It’s with great relief and a tiny bit of sadness that this is my last post about my Japan trip. It’s been fun to blog about, and I hope y’all have enjoyed learning a little bit more about Japan and its cuisine as much as I did during my trip! Here are a few odds and ends of things I ate or drank that I thought were worth mentioning:

1. Okonomiyaki
A Japanese pancake filled with lots of stuff, depending on the region. “Okonomi” means “what you like” so it’s really whatever you want to put in it. This particular okonomiyaki was filled with squid, egg, shrimp, and veggies, topped with shredded seaweed and okonomiyaki sauce. I went to this okonomiyaki establishment with my fellow Kyoto hostellers, where they only served one version of okonomiyaki. However, I’ve also heard there are okonomiyaki places where you can pick out what you want to eat from a salad bar or a menu and have your okonomiyaki cooked to order. This particular okonomiyaki was just ok, but pretty economical. My meal cost about $9 including a large draft beer. Good deal!

2. Convenience store rice balls
These were great snacks on-the-go. Not only were they cheap (about $1.50) but they were really tasty too! This one was filled with salmon. To keep the seaweed fresh, they keep it separated with plastic. With typical Japanese ingenuity, there was a really clever design on the wrapping that allowed unwrapping of the plastic without separating the rice ball. It was the equivalent of grabbing the tablecloth off the table without disturbing any of the plates or cutlery. It took me a while to figure this out, but once I realized that there was a numbering system, it was pretty easy. Highly recommended!

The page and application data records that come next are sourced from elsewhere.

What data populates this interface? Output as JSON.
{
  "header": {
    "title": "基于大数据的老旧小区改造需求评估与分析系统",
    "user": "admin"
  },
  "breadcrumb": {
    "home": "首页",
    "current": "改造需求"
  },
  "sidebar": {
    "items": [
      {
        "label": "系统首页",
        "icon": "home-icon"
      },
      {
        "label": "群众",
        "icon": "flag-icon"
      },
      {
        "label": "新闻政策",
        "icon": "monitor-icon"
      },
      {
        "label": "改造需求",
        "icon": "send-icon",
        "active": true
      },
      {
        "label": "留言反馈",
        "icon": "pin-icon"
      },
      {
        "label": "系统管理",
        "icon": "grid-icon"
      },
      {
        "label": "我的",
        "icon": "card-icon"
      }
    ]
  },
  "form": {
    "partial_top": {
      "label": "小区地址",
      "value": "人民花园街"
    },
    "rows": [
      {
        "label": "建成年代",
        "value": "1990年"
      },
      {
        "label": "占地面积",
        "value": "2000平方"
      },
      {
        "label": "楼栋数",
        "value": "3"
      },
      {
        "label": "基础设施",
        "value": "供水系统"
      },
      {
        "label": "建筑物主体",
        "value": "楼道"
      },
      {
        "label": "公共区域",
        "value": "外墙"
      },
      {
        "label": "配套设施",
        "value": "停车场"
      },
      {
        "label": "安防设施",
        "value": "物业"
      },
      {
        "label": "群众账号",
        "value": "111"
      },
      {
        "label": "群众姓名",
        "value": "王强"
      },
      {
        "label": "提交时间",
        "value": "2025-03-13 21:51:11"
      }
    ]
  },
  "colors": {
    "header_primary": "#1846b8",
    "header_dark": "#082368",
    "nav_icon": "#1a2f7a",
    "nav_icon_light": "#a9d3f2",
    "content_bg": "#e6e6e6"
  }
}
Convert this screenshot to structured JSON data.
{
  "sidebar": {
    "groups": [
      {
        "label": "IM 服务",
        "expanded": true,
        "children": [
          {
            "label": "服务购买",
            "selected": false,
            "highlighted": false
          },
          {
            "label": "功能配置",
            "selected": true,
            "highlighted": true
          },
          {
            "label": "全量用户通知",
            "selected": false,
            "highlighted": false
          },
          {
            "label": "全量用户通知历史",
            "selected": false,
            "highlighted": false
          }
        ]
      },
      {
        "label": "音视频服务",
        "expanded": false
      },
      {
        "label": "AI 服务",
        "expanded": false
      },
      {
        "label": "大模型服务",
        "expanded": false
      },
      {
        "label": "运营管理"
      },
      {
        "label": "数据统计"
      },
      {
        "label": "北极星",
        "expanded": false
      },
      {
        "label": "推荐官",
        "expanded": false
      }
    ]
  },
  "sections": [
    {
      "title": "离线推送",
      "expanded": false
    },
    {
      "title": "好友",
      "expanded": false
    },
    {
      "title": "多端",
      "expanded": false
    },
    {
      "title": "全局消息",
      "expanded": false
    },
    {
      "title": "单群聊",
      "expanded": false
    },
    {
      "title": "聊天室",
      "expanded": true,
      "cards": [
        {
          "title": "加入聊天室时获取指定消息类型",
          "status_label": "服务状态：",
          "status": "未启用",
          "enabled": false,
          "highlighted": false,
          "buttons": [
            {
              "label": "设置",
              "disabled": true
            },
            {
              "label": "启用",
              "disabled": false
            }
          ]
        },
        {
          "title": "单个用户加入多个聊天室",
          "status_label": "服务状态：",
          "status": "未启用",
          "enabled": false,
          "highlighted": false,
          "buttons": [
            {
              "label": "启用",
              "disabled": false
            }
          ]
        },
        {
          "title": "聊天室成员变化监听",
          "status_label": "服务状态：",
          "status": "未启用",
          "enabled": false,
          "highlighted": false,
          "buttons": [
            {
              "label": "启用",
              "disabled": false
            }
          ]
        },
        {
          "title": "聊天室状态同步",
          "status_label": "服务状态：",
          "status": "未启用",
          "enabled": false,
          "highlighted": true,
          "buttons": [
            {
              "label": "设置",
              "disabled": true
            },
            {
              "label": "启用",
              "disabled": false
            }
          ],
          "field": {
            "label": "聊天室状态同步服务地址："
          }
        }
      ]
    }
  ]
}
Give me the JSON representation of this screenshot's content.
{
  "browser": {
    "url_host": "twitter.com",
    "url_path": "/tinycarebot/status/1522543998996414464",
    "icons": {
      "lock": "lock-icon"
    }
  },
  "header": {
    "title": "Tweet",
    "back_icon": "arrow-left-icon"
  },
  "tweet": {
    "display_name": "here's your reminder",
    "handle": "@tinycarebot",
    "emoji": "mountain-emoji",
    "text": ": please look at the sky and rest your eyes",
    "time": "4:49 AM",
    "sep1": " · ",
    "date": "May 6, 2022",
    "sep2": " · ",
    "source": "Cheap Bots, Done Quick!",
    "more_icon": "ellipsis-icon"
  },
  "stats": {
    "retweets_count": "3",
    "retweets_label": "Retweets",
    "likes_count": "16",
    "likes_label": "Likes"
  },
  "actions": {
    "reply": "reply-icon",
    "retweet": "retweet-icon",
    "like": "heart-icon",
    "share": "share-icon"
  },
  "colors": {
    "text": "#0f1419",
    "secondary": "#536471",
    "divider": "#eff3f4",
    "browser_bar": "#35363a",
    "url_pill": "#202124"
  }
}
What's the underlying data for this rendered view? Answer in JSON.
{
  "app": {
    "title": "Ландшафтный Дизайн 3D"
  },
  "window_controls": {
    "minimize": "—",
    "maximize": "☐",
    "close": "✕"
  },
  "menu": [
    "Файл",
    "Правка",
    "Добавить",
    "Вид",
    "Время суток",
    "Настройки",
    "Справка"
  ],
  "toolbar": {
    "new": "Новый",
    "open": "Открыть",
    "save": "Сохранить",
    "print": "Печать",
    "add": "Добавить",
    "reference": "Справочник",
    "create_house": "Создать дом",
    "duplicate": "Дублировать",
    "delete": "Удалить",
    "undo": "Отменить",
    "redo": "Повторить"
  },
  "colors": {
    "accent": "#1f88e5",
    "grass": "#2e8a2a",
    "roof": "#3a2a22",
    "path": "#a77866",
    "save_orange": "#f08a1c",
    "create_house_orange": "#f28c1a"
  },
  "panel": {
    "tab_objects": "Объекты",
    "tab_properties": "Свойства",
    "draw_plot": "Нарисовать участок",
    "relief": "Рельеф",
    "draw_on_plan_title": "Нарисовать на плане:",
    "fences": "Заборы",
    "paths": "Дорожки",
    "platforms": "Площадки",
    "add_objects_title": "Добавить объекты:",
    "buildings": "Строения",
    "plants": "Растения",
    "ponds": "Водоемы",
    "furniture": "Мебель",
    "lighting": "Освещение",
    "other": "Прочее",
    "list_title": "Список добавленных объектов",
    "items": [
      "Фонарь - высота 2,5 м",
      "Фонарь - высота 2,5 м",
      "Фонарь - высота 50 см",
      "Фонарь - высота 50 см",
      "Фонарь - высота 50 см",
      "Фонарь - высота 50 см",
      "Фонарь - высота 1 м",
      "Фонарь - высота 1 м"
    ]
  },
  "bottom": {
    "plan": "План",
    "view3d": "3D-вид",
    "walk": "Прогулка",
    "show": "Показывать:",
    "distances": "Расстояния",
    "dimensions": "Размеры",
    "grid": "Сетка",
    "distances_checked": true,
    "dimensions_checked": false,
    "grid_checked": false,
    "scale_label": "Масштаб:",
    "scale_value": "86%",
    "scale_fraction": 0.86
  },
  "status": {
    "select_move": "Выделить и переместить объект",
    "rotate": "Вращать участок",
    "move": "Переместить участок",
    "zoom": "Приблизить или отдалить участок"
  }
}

3. Kirin Lemon
Some of you might recognize Kirin as a Japanese brewery, but they also make a variety of non-alcoholic beverages, such as Kirin Lemon. It tastes like a less sweet version of Sprite and is super refreshing. Plus, don’t sodas just taste better from glass bottles?

4. The best bowl of instant noodles.
As the creators of instant noodles, the Japanese have got an unsurprising variety of instant ramen. Since hot water dispensers and electric kettles are a commonplace appliance in many hotel rooms and hostels, these bowls of noodles are a great snack. The one pictured here is miso ramen flavored. I should’ve taken a photo of the FOUR flavor packets it came with, including freeze dried shittake mushrooms. It was awesome and the most elaborate cup of noodles I’ve ever made. Yes, it was more expensive than its American counterparts at about $3/bowl but still well worth the money.

5. Eating at the train station.
There were a TON of restaurants in the Kyoto Train Station. I was tempted to return to ramen alley but since I had my luggage with me, I decided to go to one of the more traveler-friendly restaurants on the main level. As this was likely my last big meal of the trip, I went all out, ordering a huge set meal: salmon sashimi and roe with egg over rice, vegetable tempura, soup, and an egg, tofu, and pickle platter. I looked around and didn’t see anyone else eating this much. I’m sure the waiting staff were whispering to each other, “That’s the American girl who eats like a pig.”

6. Eating at Tokyo Narita Airport.
As with every international trip I go on, I try to use almost all of my foreign currency before I leave. I ate a big bowl of ramen for breakfast at Kansai International Airport. Then I flew to Tokyo, where I had an 8 hour layover. I spent part of that time working, another part getting a 20-minute massage at Raffine Refloxology (highly recommended! about $20/20-minute massage), and some of it eating. I got curry, which I hadn’t eaten my whole trip (pictured). For those who don’t know, Japanese curry is very different from Indian curry. It’s sweeter and much less complex, relying mostly on curry powder. This curry was decent, but I was annoyed at the fact that the coke, an impulse purchase, cost almost as much as the curry!

That’s all folks! Hope all of your meals are as oishii as my Japan meals were!

p.s. Some of you might remember that I stayed at a capsule hotel in Osaka. That was a funny experience; this NY Times article about the jobless resorting to long-term stays in capsule hotels — not so much.